“For fans of Greta Gerwig, she does her usual comic thing and if you liked her before you will surely also like her here.”

Reviewed by Dennis Schwartz

Rebecca Miller(“The Ballad of Jack and Rose”/”The Private Lives of Pippa Lee”)—daughter of Arthur Miller and Austrian photographer Inge Morath— is the writer-director of this wannabe whimsical screwball comedy, that veers off to rom-com dramatics and other familiar fluff tropes before it recovers from its insubstantial material and awkwardness with some gleeful and clever satiric offbeat moments. It’s based on an unpublished novel by editor-publisher Karen Rinaldi. It loads up on ingratiating urban sitcom situations that turned me off more often than amused me. Though for fans of Greta Gerwig, she does her usual comic thing and if you liked her before you will surely also like her here. Maggie (Greta Gerwig), a New York college arts career advisor at the New School, tells her straight-shooter married long-time friend Tony (Bill Hader) that she regrets her inability to hold together a romantic relationship for long. Tony’s happily married to Felicia (Maya Rudolph), and they have a child. This gives the flaky Maggie an idea that she also should have a child, but through a sperm donor. The happily married Tony is rejected by her as a donor. Instead the father chosen is Guy (Travis Fimmel), a mathematics major turned “pickle entrepreneur.” The gift is to be carried out in a professional way, using a sterilized jar, not the way Guy would have preferred making the delivery. Meantime at her college gig, Maggie develops a strong attraction to John (Ethan Hawke), a married adjunct professor of anthropology and an aspiring novelist. He’s married to the overbearing celebrated intellectual Danish anthropologist Georgette (Julianne Moore). The couple have two children aged 13 and 8 (Mina Sundwall and Jackson Frazer). When his marriage suddenly collapses, he marries Maggie. But three years later, her marriage to John also fails. She tires of paying the bills while he writes a never ending tome-like novel. She also tires of motherhood, as she cares for the 3-year-old, Lily (Ida Rohatyn), she had with John, and the two kids from his previous marriage. Maggie then hatches another plan to reunite John and Georgette.

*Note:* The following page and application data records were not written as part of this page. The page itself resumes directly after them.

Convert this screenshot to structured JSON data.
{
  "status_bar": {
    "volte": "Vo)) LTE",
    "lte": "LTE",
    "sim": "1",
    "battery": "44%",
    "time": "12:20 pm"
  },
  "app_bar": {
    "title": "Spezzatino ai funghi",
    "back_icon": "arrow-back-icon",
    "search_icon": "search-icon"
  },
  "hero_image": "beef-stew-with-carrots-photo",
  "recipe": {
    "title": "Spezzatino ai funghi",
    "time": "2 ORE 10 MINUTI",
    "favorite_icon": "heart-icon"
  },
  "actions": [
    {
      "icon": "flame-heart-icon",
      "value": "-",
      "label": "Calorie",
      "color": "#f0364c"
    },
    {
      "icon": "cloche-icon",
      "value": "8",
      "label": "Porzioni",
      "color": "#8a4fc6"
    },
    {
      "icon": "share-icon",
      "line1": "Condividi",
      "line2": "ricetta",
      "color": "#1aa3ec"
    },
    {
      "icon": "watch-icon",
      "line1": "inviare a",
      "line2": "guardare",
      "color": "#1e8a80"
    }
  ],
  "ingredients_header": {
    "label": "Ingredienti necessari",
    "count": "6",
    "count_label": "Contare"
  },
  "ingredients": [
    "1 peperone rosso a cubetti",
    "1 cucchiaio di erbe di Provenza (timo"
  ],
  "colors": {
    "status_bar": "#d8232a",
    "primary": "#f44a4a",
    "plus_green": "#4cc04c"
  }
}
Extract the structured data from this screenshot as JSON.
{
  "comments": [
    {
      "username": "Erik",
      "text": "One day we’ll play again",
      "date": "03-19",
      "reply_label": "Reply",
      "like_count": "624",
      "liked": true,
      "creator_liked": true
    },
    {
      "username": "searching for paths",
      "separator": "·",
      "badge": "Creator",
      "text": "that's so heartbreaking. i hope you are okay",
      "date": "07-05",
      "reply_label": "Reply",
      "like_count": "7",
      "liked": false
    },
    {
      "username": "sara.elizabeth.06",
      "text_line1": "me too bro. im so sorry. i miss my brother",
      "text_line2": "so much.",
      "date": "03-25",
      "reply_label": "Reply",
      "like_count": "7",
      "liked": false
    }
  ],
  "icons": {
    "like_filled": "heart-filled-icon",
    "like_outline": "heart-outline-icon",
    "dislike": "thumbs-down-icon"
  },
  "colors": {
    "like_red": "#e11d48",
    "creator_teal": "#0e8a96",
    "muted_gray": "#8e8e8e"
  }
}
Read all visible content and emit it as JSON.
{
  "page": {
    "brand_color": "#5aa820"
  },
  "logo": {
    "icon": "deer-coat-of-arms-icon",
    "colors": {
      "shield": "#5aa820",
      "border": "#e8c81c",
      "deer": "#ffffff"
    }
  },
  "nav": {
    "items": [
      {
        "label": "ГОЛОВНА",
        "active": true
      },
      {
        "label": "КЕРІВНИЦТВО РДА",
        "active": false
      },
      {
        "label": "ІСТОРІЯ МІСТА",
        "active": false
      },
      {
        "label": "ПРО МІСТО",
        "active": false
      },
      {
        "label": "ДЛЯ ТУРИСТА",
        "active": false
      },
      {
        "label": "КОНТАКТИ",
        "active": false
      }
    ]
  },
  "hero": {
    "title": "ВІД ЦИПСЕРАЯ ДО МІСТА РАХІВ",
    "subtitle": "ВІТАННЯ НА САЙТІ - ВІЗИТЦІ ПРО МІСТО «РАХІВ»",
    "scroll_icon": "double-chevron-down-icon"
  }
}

That this mess somehow works (even if only in a limited way) is a credit more to the convincing performances of the actors than the generic indie script. Gerwig is ditsy and has her funny moments, while Moore seems to be having a blast convincingly talking in a heavy Danish accent and through her acting chops holding the film together. Though it’s not my type of film, nevertheless it did enough things right in an unpredictable way not to veer completely over into a copycat Woody Allen or a Noah Baumbach romance tale in NYC.


Dennis Schwartz: “Ozus’ World Movie Reviews”